    print "What's your name?",
    name = raw_input()
    greet(name)

into this code which runs on both Py2 and Py3:

.. code-block:: python
    
    from __future__ import print_function
    from future import standard_library
    standard_library.install_aliases()
    from builtins import input
    import queue
    from urllib.request import urlopen
    
    def greet(name):
        print('Hello', end=' ')
        print(name)

    print("What's your name?", end=' ')
    name = input()
    greet(name)

See :ref:`forwards-conversion` and :ref:`backwards-conversion` for more details.


Automatic translation
---------------------

The ``past`` package can automatically translate some simple Python 2
modules to Python 3 upon import. The goal is to support the "long tail" of
real-world Python 2 modules (e.g. on PyPI) that have not been ported yet. For
example, here is how to use a Python 2-only package called ``plotrique`` on
Python 3. First install it:

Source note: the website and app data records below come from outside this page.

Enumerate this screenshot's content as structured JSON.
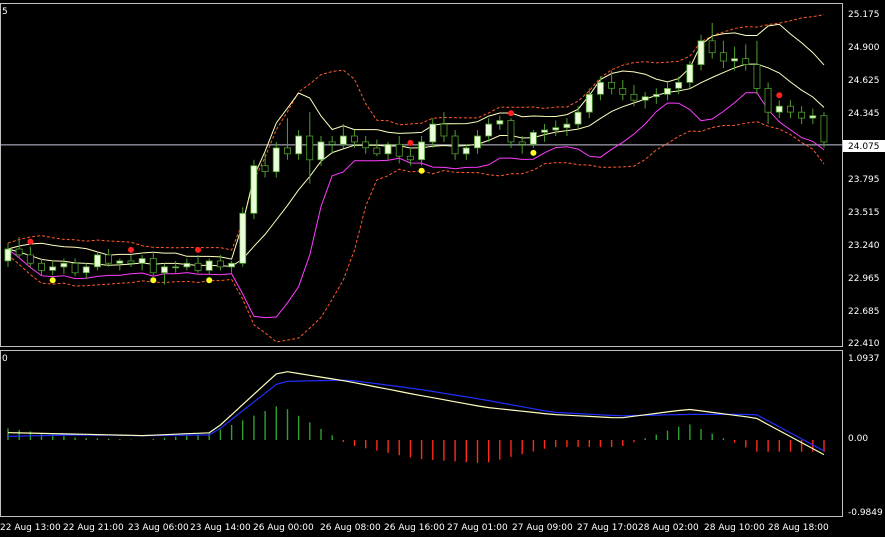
{
  "colors": {
    "background": "#000000",
    "frame": "#c0c0c0",
    "candle_body": "#e8ffd8",
    "candle_outline": "#4f9e2e",
    "bb_outer": "#ff5a2a",
    "bb_inner": "#ffffc0",
    "ma_magenta": "#ff3cff",
    "hline": "#c8c8d8",
    "dot_red": "#ff2020",
    "dot_yellow": "#ffff20",
    "osc_main": "#ffffc0",
    "osc_signal": "#2030ff",
    "hist_pos": "#2da02d",
    "hist_neg": "#ff2a1a",
    "text": "#ffffff"
  },
  "main_panel": {
    "corner_label": "5",
    "price_labels": [
      "25.175",
      "24.900",
      "24.625",
      "24.345",
      "24.075",
      "23.795",
      "23.515",
      "23.240",
      "22.965",
      "22.685",
      "22.410"
    ],
    "current_price": "24.075"
  },
  "osc_panel": {
    "corner_label": "0",
    "labels": [
      "1.0937",
      "0.00",
      "-0.9849"
    ]
  },
  "time_labels": [
    "22 Aug 13:00",
    "22 Aug 21:00",
    "23 Aug 06:00",
    "23 Aug 14:00",
    "26 Aug 00:00",
    "26 Aug 08:00",
    "26 Aug 16:00",
    "27 Aug 01:00",
    "27 Aug 09:00",
    "27 Aug 17:00",
    "28 Aug 02:00",
    "28 Aug 10:00",
    "28 Aug 18:00"
  ],
  "chart_data": [
    {
      "type": "candlestick",
      "y_range": [
        22.41,
        25.175
      ],
      "series": [
        {
          "values": [
            [
              23.1,
              23.25,
              23.05,
              23.2
            ],
            [
              23.2,
              23.3,
              23.12,
              23.15
            ],
            [
              23.15,
              23.22,
              23.05,
              23.08
            ],
            [
              23.08,
              23.12,
              22.98,
              23.02
            ],
            [
              23.02,
              23.1,
              22.98,
              23.05
            ],
            [
              23.05,
              23.12,
              22.99,
              23.08
            ],
            [
              23.08,
              23.12,
              22.97,
              23.0
            ],
            [
              23.0,
              23.08,
              22.95,
              23.05
            ],
            [
              23.05,
              23.18,
              23.02,
              23.15
            ],
            [
              23.15,
              23.2,
              23.05,
              23.08
            ],
            [
              23.08,
              23.12,
              23.02,
              23.1
            ],
            [
              23.1,
              23.15,
              23.05,
              23.08
            ],
            [
              23.08,
              23.15,
              23.02,
              23.12
            ],
            [
              23.12,
              23.18,
              22.98,
              23.0
            ],
            [
              23.0,
              23.08,
              22.9,
              23.05
            ],
            [
              23.05,
              23.1,
              23.0,
              23.05
            ],
            [
              23.05,
              23.12,
              23.02,
              23.08
            ],
            [
              23.08,
              23.15,
              23.0,
              23.02
            ],
            [
              23.02,
              23.12,
              22.98,
              23.1
            ],
            [
              23.1,
              23.15,
              23.02,
              23.05
            ],
            [
              23.05,
              23.1,
              23.0,
              23.08
            ],
            [
              23.08,
              23.55,
              23.05,
              23.5
            ],
            [
              23.5,
              23.95,
              23.45,
              23.9
            ],
            [
              23.9,
              24.0,
              23.8,
              23.85
            ],
            [
              23.85,
              24.1,
              23.8,
              24.05
            ],
            [
              24.05,
              24.3,
              23.95,
              24.0
            ],
            [
              24.0,
              24.2,
              23.95,
              24.15
            ],
            [
              24.15,
              24.35,
              23.75,
              23.95
            ],
            [
              23.95,
              24.15,
              23.9,
              24.1
            ],
            [
              24.1,
              24.15,
              24.0,
              24.08
            ],
            [
              24.08,
              24.25,
              24.05,
              24.15
            ],
            [
              24.15,
              24.2,
              24.05,
              24.1
            ],
            [
              24.1,
              24.15,
              24.0,
              24.05
            ],
            [
              24.05,
              24.12,
              23.98,
              24.0
            ],
            [
              24.0,
              24.1,
              23.95,
              24.08
            ],
            [
              24.08,
              24.15,
              23.92,
              23.98
            ],
            [
              23.98,
              24.05,
              23.9,
              23.95
            ],
            [
              23.95,
              24.15,
              23.9,
              24.1
            ],
            [
              24.1,
              24.3,
              24.05,
              24.25
            ],
            [
              24.25,
              24.35,
              24.1,
              24.15
            ],
            [
              24.15,
              24.2,
              23.95,
              24.0
            ],
            [
              24.0,
              24.08,
              23.95,
              24.05
            ],
            [
              24.05,
              24.2,
              24.0,
              24.15
            ],
            [
              24.15,
              24.3,
              24.1,
              24.25
            ],
            [
              24.25,
              24.32,
              24.2,
              24.28
            ],
            [
              24.28,
              24.3,
              24.05,
              24.1
            ],
            [
              24.1,
              24.15,
              24.0,
              24.08
            ],
            [
              24.08,
              24.2,
              24.05,
              24.18
            ],
            [
              24.18,
              24.25,
              24.1,
              24.2
            ],
            [
              24.2,
              24.28,
              24.15,
              24.22
            ],
            [
              24.22,
              24.3,
              24.15,
              24.25
            ],
            [
              24.25,
              24.4,
              24.2,
              24.35
            ],
            [
              24.35,
              24.55,
              24.3,
              24.5
            ],
            [
              24.5,
              24.65,
              24.45,
              24.6
            ],
            [
              24.6,
              24.7,
              24.5,
              24.55
            ],
            [
              24.55,
              24.62,
              24.45,
              24.5
            ],
            [
              24.5,
              24.58,
              24.4,
              24.45
            ],
            [
              24.45,
              24.52,
              24.38,
              24.48
            ],
            [
              24.48,
              24.55,
              24.42,
              24.5
            ],
            [
              24.5,
              24.6,
              24.45,
              24.55
            ],
            [
              24.55,
              24.65,
              24.5,
              24.6
            ],
            [
              24.6,
              24.78,
              24.55,
              24.75
            ],
            [
              24.75,
              25.0,
              24.7,
              24.95
            ],
            [
              24.95,
              25.1,
              24.8,
              24.85
            ],
            [
              24.85,
              24.95,
              24.72,
              24.78
            ],
            [
              24.78,
              24.9,
              24.7,
              24.8
            ],
            [
              24.8,
              24.92,
              24.7,
              24.75
            ],
            [
              24.75,
              24.95,
              24.5,
              24.55
            ],
            [
              24.55,
              24.6,
              24.25,
              24.35
            ],
            [
              24.35,
              24.45,
              24.3,
              24.4
            ],
            [
              24.4,
              24.45,
              24.3,
              24.35
            ],
            [
              24.35,
              24.4,
              24.25,
              24.3
            ],
            [
              24.3,
              24.38,
              24.25,
              24.32
            ],
            [
              24.32,
              24.35,
              24.05,
              24.1
            ]
          ]
        }
      ]
    },
    {
      "type": "line",
      "x": [
        "22 Aug 13:00",
        "22 Aug 21:00",
        "23 Aug 06:00",
        "23 Aug 14:00",
        "26 Aug 00:00",
        "26 Aug 08:00",
        "26 Aug 16:00",
        "27 Aug 01:00",
        "27 Aug 09:00",
        "27 Aug 17:00",
        "28 Aug 02:00",
        "28 Aug 10:00",
        "28 Aug 18:00"
      ],
      "y_range": [
        -0.9849,
        1.0937
      ],
      "series": [
        {
          "values": [
            0.1,
            0.08,
            0.06,
            0.1,
            0.95,
            0.8,
            0.62,
            0.45,
            0.35,
            0.3,
            0.42,
            0.3,
            -0.2
          ]
        },
        {
          "values": [
            0.05,
            0.07,
            0.06,
            0.07,
            0.8,
            0.82,
            0.7,
            0.55,
            0.38,
            0.33,
            0.35,
            0.35,
            -0.15
          ]
        }
      ]
    }
  ]
}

.. code-block:: bash

    $ pip3 install plotrique==0.2.5-7 --no-compile   # to ignore SyntaxErrors
    
(or use ``pip`` if this points to your Py3 environment.)

Then pass a whitelist of module name prefixes to the ``autotranslate()`` function.
Example:

.. code-block:: bash
    
    $ python3

    >>> from past import autotranslate
    >>> autotranslate(['plotrique'])
    >>> import plotrique

This transparently translates and runs the ``plotrique`` module and any
submodules in the ``plotrique`` package that ``plotrique`` imports.

This is intended to help you migrate to Python 3 without the need for all
your code's dependencies to support Python 3 yet. It should be used as a
last resort; ideally Python 2-only dependencies should be ported
properly to a Python 2/3 compatible codebase using a tool like
``futurize`` and the changes should be pushed to the upstream project.

Note: the auto-translation feature is still in alpha; it needs more testing and
development, and will likely never be perfect.

For more info, see :ref:`translation`.

Licensing
---------

:Author:  Ed Schofield

:Copyright: 2013-2016 Python Charmers Pty Ltd, Australia.

:Sponsor: Python Charmers Pty Ltd, Australia, and Python Charmers Pte
          Ltd, Singapore. http://pythoncharmers.com

:Licence: MIT. See ``LICENSE.txt`` or `here <http://python-future.org/credits.html>`_.

:Other credits:  See `here <http://python-future.org/credits.html>`_.


Next steps
----------

If you are new to Python-Future, check out the `Quickstart Guide
<http://python-future.org/quickstart.html>`_.

For an update on changes in the latest version, see the `What's New
<http://python-future.org/whatsnew.html>`_ page.